Problem details:
Print each entry exactly, all the way through.

┌─ Task inputs

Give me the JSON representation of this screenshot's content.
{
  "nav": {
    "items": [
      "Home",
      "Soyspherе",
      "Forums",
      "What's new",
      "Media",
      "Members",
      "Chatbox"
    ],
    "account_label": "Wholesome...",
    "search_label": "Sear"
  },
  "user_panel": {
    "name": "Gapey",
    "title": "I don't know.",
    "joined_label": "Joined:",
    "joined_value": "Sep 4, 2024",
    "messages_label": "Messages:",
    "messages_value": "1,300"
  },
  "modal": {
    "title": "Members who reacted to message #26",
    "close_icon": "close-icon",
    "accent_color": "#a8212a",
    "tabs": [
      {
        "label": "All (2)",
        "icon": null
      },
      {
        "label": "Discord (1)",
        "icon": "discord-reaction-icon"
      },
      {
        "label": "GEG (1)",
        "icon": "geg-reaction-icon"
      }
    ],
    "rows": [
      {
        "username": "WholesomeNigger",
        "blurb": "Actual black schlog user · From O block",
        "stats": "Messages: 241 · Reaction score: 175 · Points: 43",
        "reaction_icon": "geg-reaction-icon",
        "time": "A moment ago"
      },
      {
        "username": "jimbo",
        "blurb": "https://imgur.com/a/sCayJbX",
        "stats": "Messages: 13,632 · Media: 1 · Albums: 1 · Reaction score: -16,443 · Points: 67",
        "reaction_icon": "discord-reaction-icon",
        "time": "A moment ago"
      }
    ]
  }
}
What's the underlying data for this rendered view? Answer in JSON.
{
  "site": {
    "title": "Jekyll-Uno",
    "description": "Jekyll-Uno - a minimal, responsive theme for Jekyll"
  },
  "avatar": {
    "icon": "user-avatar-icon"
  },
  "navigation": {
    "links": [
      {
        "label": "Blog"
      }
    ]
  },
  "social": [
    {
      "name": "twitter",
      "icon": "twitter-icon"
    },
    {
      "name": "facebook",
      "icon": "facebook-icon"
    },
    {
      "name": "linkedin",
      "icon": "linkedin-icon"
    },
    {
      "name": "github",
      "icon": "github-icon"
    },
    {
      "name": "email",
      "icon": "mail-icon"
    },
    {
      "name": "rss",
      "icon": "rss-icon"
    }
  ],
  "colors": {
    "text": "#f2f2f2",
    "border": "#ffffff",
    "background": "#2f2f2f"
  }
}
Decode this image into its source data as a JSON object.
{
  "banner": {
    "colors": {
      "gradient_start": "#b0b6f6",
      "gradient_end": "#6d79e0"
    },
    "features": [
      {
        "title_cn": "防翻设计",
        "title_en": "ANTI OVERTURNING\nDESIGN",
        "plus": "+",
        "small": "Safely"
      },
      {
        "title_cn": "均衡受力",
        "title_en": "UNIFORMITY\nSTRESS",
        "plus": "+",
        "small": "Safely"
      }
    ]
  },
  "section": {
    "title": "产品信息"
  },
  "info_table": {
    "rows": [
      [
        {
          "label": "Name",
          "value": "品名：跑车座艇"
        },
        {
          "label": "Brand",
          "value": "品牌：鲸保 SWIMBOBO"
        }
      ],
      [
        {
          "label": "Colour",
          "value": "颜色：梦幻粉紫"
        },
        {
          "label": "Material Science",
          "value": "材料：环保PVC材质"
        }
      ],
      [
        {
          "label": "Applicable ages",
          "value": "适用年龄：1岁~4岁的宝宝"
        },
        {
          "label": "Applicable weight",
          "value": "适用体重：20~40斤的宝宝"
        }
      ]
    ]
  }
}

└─

Task output:
Give me the JSON representation of this screenshot's content.
{
  "nav": {
    "items": [
      "Home",
      "Soyspherе",
      "Forums",
      "What's new",
      "Media",
      "Members",
      "Chatbox"
    ],
    "account_label": "Wholesome...",
    "search_label": "Sear"
  },
  "user_panel": {
    "name": "Gapey",
    "title": "I don't know.",
    "joined_label": "Joined:",
    "joined_value": "Sep 4, 2024",
    "messages_label": "Messages:",
    "messages_value": "1,300"
  },
  "modal": {
    "title": "Members who reacted to message #26",
    "close_icon": "close-icon",
    "accent_color": "#a8212a",
    "tabs": [
      {
        "label": "All (2)",
        "icon": null
      },
      {
        "label": "Discord (1)",
        "icon": "discord-reaction-icon"
      },
      {
        "label": "GEG (1)",
        "icon": "geg-reaction-icon"
      }
    ],
    "rows": [
      {
        "username": "WholesomeNigger",
        "blurb": "Actual black schlog user · From O block",
        "stats": "Messages: 241 · Reaction score: 175 · Points: 43",
        "reaction_icon": "geg-reaction-icon",
        "time": "A moment ago"
      },
      {
        "username": "jimbo",
        "blurb": "https://imgur.com/a/sCayJbX",
        "stats": "Messages: 13,632 · Media: 1 · Albums: 1 · Reaction score: -16,443 · Points: 67",
        "reaction_icon": "discord-reaction-icon",
        "time": "A moment ago"
      }
    ]
  }
}
What's the underlying data for this rendered view? Answer in JSON.
{
  "site": {
    "title": "Jekyll-Uno",
    "description": "Jekyll-Uno - a minimal, responsive theme for Jekyll"
  },
  "avatar": {
    "icon": "user-avatar-icon"
  },
  "navigation": {
    "links": [
      {
        "label": "Blog"
      }
    ]
  },
  "social": [
    {
      "name": "twitter",
      "icon": "twitter-icon"
    },
    {
      "name": "facebook",
      "icon": "facebook-icon"
    },
    {
      "name": "linkedin",
      "icon": "linkedin-icon"
    },
    {
      "name": "github",
      "icon": "github-icon"
    },
    {
      "name": "email",
      "icon": "mail-icon"
    },
    {
      "name": "rss",
      "icon": "rss-icon"
    }
  ],
  "colors": {
    "text": "#f2f2f2",
    "border": "#ffffff",
    "background": "#2f2f2f"
  }
}
Decode this image into its source data as a JSON object.
{
  "banner": {
    "colors": {
      "gradient_start": "#b0b6f6",
      "gradient_end": "#6d79e0"
    },
    "features": [
      {
        "title_cn": "防翻设计",
        "title_en": "ANTI OVERTURNING\nDESIGN",
        "plus": "+",
        "small": "Safely"
      },
      {
        "title_cn": "均衡受力",
        "title_en": "UNIFORMITY\nSTRESS",
        "plus": "+",
        "small": "Safely"
      }
    ]
  },
  "section": {
    "title": "产品信息"
  },
  "info_table": {
    "rows": [
      [
        {
          "label": "Name",
          "value": "品名：跑车座艇"
        },
        {
          "label": "Brand",
          "value": "品牌：鲸保 SWIMBOBO"
        }
      ],
      [
        {
          "label": "Colour",
          "value": "颜色：梦幻粉紫"
        },
        {
          "label": "Material Science",
          "value": "材料：环保PVC材质"
        }
      ],
      [
        {
          "label": "Applicable ages",
          "value": "适用年龄：1岁~4岁的宝宝"
        },
        {
          "label": "Applicable weight",
          "value": "适用体重：20~40斤的宝宝"
        }
      ]
    ]
  }
}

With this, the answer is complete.